[Element data from apps and pages]
____

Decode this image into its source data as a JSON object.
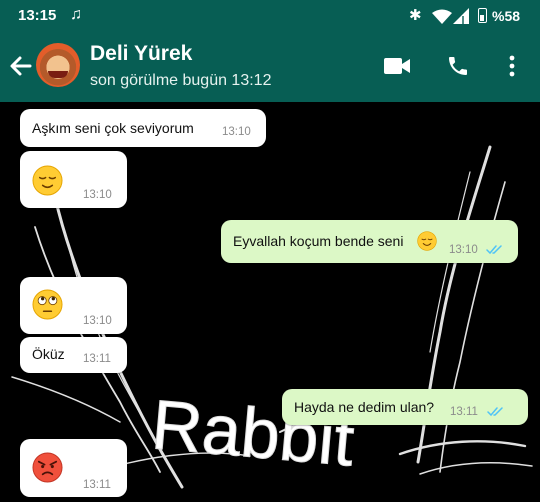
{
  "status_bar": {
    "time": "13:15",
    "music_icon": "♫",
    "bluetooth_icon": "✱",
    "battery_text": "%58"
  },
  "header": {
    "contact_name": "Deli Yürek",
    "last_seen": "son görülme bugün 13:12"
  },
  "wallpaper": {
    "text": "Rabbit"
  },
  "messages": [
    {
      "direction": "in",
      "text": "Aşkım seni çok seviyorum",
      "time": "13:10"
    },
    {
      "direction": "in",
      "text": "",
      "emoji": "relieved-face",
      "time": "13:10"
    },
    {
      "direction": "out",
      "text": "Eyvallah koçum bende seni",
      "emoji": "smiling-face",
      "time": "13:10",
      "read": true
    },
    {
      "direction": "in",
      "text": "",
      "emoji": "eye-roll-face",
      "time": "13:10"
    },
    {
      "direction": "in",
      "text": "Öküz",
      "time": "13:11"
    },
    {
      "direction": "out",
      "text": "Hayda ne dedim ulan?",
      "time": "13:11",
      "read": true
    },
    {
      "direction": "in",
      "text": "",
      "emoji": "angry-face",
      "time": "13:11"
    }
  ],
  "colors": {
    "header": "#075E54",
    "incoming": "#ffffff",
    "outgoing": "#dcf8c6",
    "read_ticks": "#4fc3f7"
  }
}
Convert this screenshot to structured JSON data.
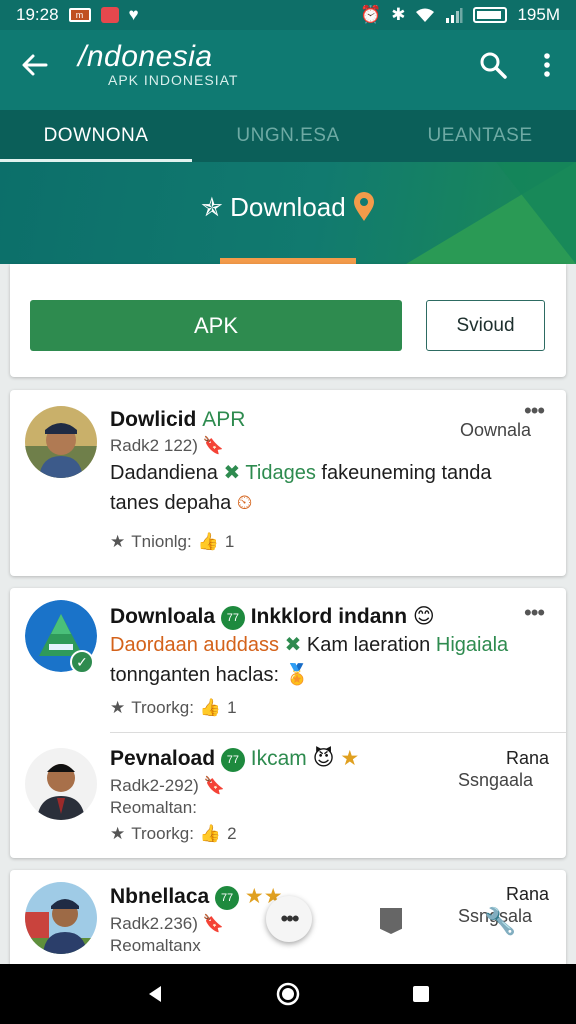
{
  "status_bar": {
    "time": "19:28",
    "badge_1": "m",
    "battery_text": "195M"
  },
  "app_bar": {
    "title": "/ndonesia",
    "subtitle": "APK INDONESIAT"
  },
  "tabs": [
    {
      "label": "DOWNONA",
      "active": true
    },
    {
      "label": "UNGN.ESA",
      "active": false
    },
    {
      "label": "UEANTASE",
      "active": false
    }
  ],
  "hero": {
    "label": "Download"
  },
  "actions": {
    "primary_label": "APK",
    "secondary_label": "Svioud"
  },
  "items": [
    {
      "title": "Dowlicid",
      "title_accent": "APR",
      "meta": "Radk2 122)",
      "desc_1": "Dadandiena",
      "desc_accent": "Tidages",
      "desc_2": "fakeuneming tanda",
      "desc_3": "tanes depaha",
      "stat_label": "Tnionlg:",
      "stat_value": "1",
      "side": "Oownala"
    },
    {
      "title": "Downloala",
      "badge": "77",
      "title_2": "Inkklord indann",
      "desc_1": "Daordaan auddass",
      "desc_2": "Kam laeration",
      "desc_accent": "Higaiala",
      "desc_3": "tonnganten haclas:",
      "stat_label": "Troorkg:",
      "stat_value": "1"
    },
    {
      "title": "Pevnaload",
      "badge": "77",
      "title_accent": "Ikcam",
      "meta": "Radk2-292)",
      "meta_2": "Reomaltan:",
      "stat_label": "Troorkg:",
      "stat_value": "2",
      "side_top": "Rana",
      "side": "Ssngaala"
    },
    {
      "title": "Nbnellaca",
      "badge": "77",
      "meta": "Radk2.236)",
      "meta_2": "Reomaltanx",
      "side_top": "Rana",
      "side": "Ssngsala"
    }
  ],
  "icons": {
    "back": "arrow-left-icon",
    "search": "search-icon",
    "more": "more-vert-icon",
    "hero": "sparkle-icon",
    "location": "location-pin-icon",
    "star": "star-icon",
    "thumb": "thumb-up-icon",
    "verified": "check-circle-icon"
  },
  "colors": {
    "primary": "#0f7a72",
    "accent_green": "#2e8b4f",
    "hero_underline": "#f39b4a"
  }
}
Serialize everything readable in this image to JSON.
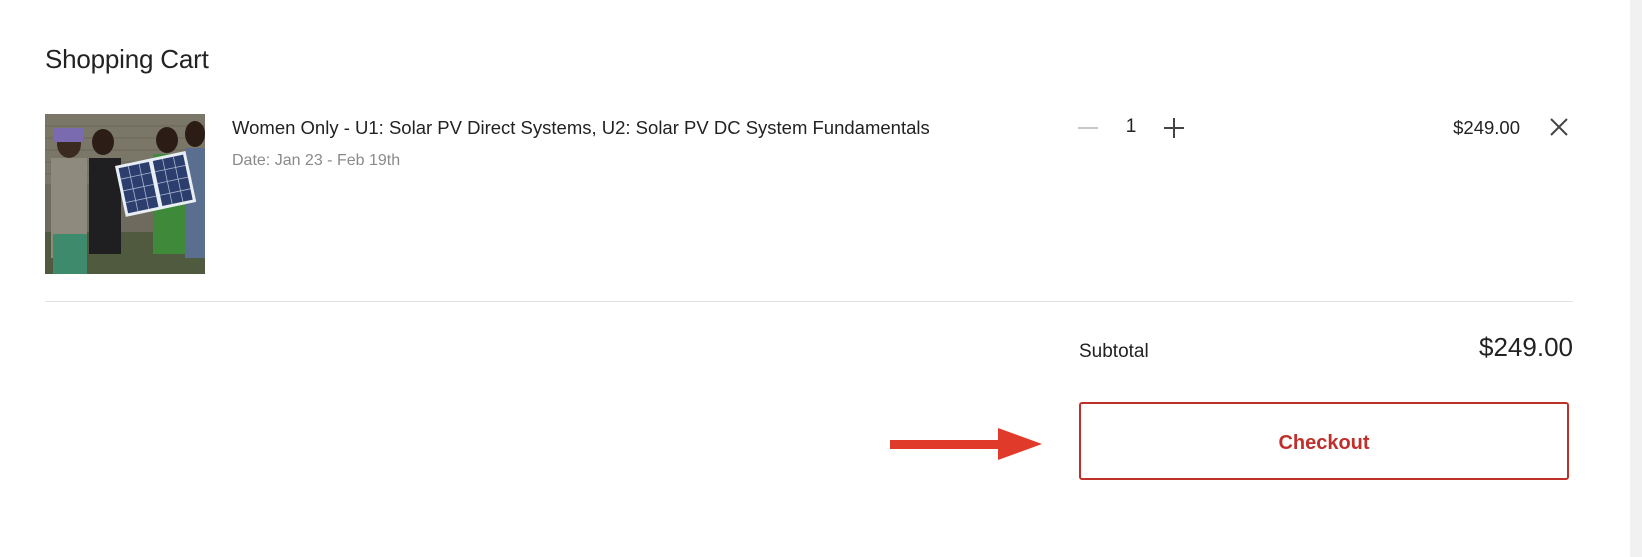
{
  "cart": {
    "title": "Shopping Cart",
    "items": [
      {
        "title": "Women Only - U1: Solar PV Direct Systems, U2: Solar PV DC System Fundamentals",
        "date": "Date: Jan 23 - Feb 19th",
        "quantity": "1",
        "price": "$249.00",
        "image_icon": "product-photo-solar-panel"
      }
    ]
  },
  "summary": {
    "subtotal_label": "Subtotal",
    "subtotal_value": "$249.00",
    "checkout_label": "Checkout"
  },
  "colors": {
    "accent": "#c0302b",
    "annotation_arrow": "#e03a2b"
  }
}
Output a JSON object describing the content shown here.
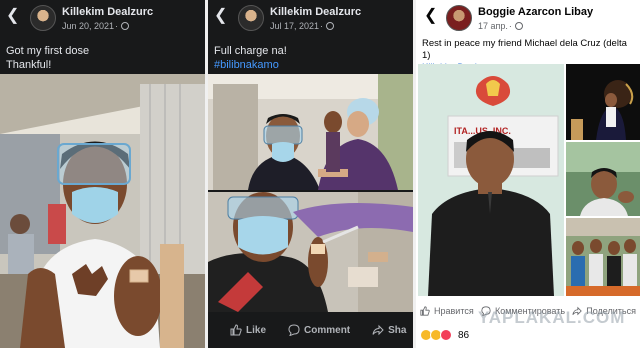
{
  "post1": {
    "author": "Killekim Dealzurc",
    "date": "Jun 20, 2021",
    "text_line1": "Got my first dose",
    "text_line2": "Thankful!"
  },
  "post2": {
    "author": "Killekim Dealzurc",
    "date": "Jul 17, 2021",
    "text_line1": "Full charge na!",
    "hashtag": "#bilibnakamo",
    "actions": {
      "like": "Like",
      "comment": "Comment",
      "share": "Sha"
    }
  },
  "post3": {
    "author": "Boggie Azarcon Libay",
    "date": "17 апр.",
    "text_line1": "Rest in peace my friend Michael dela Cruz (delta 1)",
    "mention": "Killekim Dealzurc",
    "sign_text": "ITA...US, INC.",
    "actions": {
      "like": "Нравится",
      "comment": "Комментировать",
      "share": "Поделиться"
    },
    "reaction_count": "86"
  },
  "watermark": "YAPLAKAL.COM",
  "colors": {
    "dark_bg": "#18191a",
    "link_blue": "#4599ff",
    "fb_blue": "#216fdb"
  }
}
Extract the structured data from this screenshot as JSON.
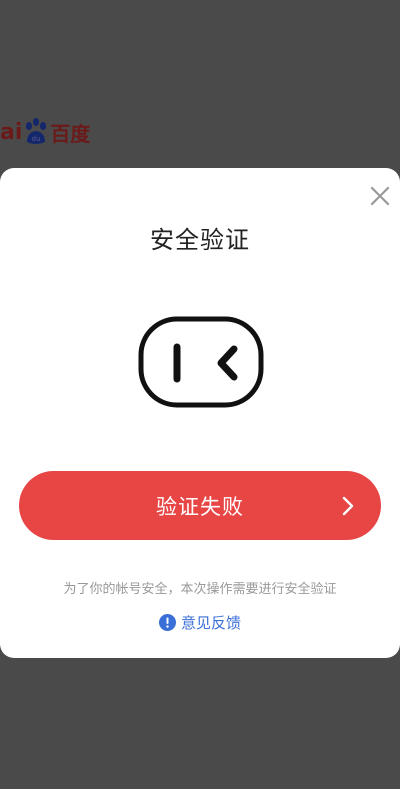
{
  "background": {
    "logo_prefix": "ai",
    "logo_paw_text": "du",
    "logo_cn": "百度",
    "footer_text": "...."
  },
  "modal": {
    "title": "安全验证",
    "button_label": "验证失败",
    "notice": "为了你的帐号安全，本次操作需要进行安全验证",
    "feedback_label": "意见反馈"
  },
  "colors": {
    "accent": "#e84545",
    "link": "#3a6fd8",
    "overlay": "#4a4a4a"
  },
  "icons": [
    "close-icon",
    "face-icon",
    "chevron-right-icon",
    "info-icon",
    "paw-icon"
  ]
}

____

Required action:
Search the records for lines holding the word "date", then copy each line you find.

Answer for this exercise:
        "date": "Date: Jan 23 - Feb 19th",
    "date": "Jun 20, 2021",
    "date": "Jul 17, 2021",
    "date": "17 апр.",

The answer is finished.